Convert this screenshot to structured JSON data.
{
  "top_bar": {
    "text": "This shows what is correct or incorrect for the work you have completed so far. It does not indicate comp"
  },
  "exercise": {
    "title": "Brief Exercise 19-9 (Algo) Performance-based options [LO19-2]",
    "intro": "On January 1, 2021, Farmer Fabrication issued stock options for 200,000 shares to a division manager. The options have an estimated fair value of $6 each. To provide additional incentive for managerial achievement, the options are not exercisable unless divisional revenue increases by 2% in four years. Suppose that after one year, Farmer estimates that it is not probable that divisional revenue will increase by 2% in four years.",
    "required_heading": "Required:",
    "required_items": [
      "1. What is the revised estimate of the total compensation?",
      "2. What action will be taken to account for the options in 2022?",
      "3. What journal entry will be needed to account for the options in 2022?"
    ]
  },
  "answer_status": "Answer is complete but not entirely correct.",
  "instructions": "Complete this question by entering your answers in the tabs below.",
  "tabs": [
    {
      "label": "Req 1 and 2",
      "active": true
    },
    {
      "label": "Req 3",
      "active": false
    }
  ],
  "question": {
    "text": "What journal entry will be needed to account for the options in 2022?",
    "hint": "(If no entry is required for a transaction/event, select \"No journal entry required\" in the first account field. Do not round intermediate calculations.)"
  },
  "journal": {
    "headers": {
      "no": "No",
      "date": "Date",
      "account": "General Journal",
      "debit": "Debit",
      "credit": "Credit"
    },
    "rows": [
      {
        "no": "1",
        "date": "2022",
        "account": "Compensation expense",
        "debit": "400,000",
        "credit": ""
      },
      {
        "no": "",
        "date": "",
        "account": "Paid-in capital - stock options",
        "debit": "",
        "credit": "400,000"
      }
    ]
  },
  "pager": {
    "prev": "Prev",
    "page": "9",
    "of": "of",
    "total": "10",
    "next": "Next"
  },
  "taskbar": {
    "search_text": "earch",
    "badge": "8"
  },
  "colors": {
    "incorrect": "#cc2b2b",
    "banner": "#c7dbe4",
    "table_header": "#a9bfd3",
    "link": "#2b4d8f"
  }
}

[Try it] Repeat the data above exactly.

[Expected answer]
Convert this screenshot to structured JSON data.
{
  "top_bar": {
    "text": "This shows what is correct or incorrect for the work you have completed so far. It does not indicate comp"
  },
  "exercise": {
    "title": "Brief Exercise 19-9 (Algo) Performance-based options [LO19-2]",
    "intro": "On January 1, 2021, Farmer Fabrication issued stock options for 200,000 shares to a division manager. The options have an estimated fair value of $6 each. To provide additional incentive for managerial achievement, the options are not exercisable unless divisional revenue increases by 2% in four years. Suppose that after one year, Farmer estimates that it is not probable that divisional revenue will increase by 2% in four years.",
    "required_heading": "Required:",
    "required_items": [
      "1. What is the revised estimate of the total compensation?",
      "2. What action will be taken to account for the options in 2022?",
      "3. What journal entry will be needed to account for the options in 2022?"
    ]
  },
  "answer_status": "Answer is complete but not entirely correct.",
  "instructions": "Complete this question by entering your answers in the tabs below.",
  "tabs": [
    {
      "label": "Req 1 and 2",
      "active": true
    },
    {
      "label": "Req 3",
      "active": false
    }
  ],
  "question": {
    "text": "What journal entry will be needed to account for the options in 2022?",
    "hint": "(If no entry is required for a transaction/event, select \"No journal entry required\" in the first account field. Do not round intermediate calculations.)"
  },
  "journal": {
    "headers": {
      "no": "No",
      "date": "Date",
      "account": "General Journal",
      "debit": "Debit",
      "credit": "Credit"
    },
    "rows": [
      {
        "no": "1",
        "date": "2022",
        "account": "Compensation expense",
        "debit": "400,000",
        "credit": ""
      },
      {
        "no": "",
        "date": "",
        "account": "Paid-in capital - stock options",
        "debit": "",
        "credit": "400,000"
      }
    ]
  },
  "pager": {
    "prev": "Prev",
    "page": "9",
    "of": "of",
    "total": "10",
    "next": "Next"
  },
  "taskbar": {
    "search_text": "earch",
    "badge": "8"
  },
  "colors": {
    "incorrect": "#cc2b2b",
    "banner": "#c7dbe4",
    "table_header": "#a9bfd3",
    "link": "#2b4d8f"
  }
}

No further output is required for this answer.